Papers of John Adams, volume 18

From Richard O’Bryen

To John Jay

From John Adams to John Jay, 30 July 1786 Adams, John Jay, John
To John Jay
Dear Sir London July 30. 1786

I have received, the Letter you did me, the Honour to write me, on the Sixth of June, with the Ratification of the Treaty with Prussia. As the Term limited, is near expiring, I Shall go over to Holland or Send Col Smith, to make the Exchange1

Mr Penn, a Member of the House of Commons, whose Character is well known in America and in England as a Steady Friend, to our Country will be the Bearer of this, and will be able to acquaint you with the present Disposition of this Court and Nation, and I believe his Information altho a British Subject and Senator will not be materially different from mine.2

I cannot but lament from my inmost Soul, that Lust for Paper Money which appears in some Part of the United States: there will never be any Uniform Rule, if there is a Sense of Justice, nor any clear Credit public or private, nor any Settled Confidence in publick Men or Measures, untill Paper Money is done away.

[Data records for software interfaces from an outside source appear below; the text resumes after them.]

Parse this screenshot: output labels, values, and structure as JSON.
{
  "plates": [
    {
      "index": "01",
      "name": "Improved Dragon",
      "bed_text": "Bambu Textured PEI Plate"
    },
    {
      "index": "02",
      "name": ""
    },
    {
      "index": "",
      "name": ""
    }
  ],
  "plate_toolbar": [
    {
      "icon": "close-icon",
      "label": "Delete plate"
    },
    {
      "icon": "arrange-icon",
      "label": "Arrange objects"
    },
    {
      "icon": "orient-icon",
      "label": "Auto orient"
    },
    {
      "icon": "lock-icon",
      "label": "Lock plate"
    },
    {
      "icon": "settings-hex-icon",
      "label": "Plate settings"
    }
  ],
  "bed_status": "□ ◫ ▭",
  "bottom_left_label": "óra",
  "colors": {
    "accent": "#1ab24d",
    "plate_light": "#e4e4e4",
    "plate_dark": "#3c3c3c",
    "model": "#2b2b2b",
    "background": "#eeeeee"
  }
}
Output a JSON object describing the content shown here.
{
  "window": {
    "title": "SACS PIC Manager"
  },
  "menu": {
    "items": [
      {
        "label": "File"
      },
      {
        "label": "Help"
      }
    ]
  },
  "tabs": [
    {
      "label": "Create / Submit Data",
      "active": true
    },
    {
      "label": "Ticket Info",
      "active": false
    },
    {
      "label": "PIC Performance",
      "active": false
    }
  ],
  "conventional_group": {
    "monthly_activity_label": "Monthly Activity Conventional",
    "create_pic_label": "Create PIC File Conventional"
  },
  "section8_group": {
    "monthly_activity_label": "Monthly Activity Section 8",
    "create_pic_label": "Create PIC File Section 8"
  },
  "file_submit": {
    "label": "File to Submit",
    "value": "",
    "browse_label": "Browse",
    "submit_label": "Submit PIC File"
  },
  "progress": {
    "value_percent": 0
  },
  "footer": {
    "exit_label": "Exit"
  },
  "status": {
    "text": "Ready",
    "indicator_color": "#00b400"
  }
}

It is a great Satisfaction to me, to learn that you have recd in my Letter of the fourth of March the Answer of this Court to the Memorial respecting the Posts. As that is a Dispatch of more importance than all others you have recd from me, I Shall be anxious to know your Sentiments upon it. You will not expect me to answer Lord Carmathens Letter,3 nor to take any further Steps concerning it untill I shall receive the Orders of Congress.

I wish for the Instructions of that August Body concerning a Requisition in their Name for the Negroes. Whether I am to demand Payment for them; at what Prices; and for what Number.

With great Regard I have the Honour / to be &c

John Adams

RC (PCC, No. 84, VI, f. 343–344); internal address: “Mr Secretary Jay.” LbC (Adams Papers); APM Reel 112.


For JA’s visit to the Netherlands, in part to exchange ratified copies of the Prussian-American treaty with the Baron Friedrich Wilhelm von Thulemeier, see John Adams Visits the Netherlands, 3 Aug. – 6 Sept., Editorial Note, below.


Richard Penn (ca. 1734–1811), grandson of William Penn and former lieutenant governor of Pennsylvania, was elected to Parliament in 1784 from Appleby and served continuously for that constituency and others until 1806 (Namier and Brooke, House of Commons ). JA had met Penn when he attended the first Continental Congress in 1774 at Philadelphia. Although Penn did not support the American cause, he did have some sympathy for the American claims and was charged by Congress with carrying the 1775 Olive Branch Petition to England. Since arriving in England, JA had seen Penn numerous times. Penn reached New York City in mid-Sept. 1786, but nothing is known of his visit or whether he conferred with Jay (vol. 3:70–71; JA, D&A , 2:140, 151; 3:179; AFC , 7:13, 16, 21, 24; DAB ; Boston Independent Chronicle, 28 Sept.).


Of 28 Feb., above.